HIV/AIDS discrimination in the workplace is widespread in Vietnam, causing some HIV-positive employees to be ostracized by colleagues and other individuals to be fired or refused jobs, according to a study by the International Labour Organization, the AP/Kansas City Star reports (AP/Kansas City Star, 12/16). ILO presented the survey of 200 factory workers on Tuesday at a workshop on HIV/AIDS discrimination in Hanoi. The study showed that 70% of the workers surveyed believe their company should not hire HIV-positive individuals, and 62.5% of the workers thought that HIV-positive colleagues should be isolated in separate work spaces (Agence France-Presse, 12/16). The study also found that 83% of the workers believe that HIV testing should be mandatory for job applicants and one-third believe that HIV-positive workers should be fired, according to the AP/Star. In addition, 88% of the workers believe that HIV/AIDS is a result of "social evils" such as prostitution and injection drug use, the AP/Star reports. "HIV is becoming a young person's disease in Vietnam," Jordan Ryan, country representative of the United Nations Development Programme, said, adding that 64% of new HIV infections occur among people ages 15-29. ILO Country Director Rose Marie Greve said, "Stigma and discrimination is in fact a reality at workplaces," adding, "More importantly, and very sadly, it is often based on misinformation." Greve said that Vietnam currently has no anti-discrimination laws dealing with HIV/AIDS, which could be causing companies to lose skilled workers, according to the AP/Star.

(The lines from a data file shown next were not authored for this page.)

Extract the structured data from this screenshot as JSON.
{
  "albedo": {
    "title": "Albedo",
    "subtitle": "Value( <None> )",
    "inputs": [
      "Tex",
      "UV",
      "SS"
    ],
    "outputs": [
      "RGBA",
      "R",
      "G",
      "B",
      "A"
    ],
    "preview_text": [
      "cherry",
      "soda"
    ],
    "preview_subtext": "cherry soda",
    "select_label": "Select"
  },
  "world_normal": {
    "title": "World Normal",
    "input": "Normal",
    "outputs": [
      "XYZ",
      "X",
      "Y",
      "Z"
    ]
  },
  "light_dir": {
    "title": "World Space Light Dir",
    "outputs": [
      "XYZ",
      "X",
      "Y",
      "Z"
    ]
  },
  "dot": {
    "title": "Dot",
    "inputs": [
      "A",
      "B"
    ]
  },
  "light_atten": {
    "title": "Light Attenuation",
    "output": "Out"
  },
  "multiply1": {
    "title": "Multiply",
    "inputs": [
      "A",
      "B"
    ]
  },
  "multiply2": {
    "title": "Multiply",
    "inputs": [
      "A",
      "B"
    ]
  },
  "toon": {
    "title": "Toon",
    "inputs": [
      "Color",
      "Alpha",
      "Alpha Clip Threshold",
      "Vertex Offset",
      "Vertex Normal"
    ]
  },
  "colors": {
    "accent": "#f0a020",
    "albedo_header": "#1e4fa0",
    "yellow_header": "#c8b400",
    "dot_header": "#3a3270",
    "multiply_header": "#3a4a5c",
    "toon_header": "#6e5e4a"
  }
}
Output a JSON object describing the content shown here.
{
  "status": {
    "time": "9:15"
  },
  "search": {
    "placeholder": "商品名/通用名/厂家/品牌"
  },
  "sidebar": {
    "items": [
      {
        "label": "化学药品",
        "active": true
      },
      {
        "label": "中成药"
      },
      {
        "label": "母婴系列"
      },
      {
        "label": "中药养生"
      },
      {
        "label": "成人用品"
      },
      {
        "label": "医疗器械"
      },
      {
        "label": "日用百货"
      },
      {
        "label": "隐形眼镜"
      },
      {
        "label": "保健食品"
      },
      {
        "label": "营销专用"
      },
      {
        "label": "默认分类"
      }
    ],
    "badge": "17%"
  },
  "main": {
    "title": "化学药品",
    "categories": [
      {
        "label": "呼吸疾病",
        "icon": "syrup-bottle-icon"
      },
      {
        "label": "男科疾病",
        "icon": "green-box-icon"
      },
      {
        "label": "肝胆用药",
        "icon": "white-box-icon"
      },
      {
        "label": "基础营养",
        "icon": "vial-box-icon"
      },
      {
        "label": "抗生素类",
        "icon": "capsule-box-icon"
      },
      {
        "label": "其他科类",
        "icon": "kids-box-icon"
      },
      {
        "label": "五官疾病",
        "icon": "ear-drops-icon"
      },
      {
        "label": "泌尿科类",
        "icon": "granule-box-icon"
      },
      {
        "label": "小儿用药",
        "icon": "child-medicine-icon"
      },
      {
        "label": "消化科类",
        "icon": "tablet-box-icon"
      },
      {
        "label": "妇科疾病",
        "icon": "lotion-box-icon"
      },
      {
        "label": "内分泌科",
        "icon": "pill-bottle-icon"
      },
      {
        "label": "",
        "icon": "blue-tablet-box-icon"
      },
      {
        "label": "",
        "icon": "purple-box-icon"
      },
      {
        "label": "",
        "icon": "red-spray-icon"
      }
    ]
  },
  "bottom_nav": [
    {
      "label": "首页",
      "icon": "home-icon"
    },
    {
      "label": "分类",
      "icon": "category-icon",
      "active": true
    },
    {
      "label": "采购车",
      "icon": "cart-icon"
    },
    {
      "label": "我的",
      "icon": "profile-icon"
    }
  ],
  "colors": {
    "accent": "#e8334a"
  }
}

Greve said that retaining HIV-positive workers is "simply good business" (AP/Kansas City Star, 12/16).This is part of the Morning Briefing, a summary of health policy coverage from major news organizations. Sign up for an email subscription.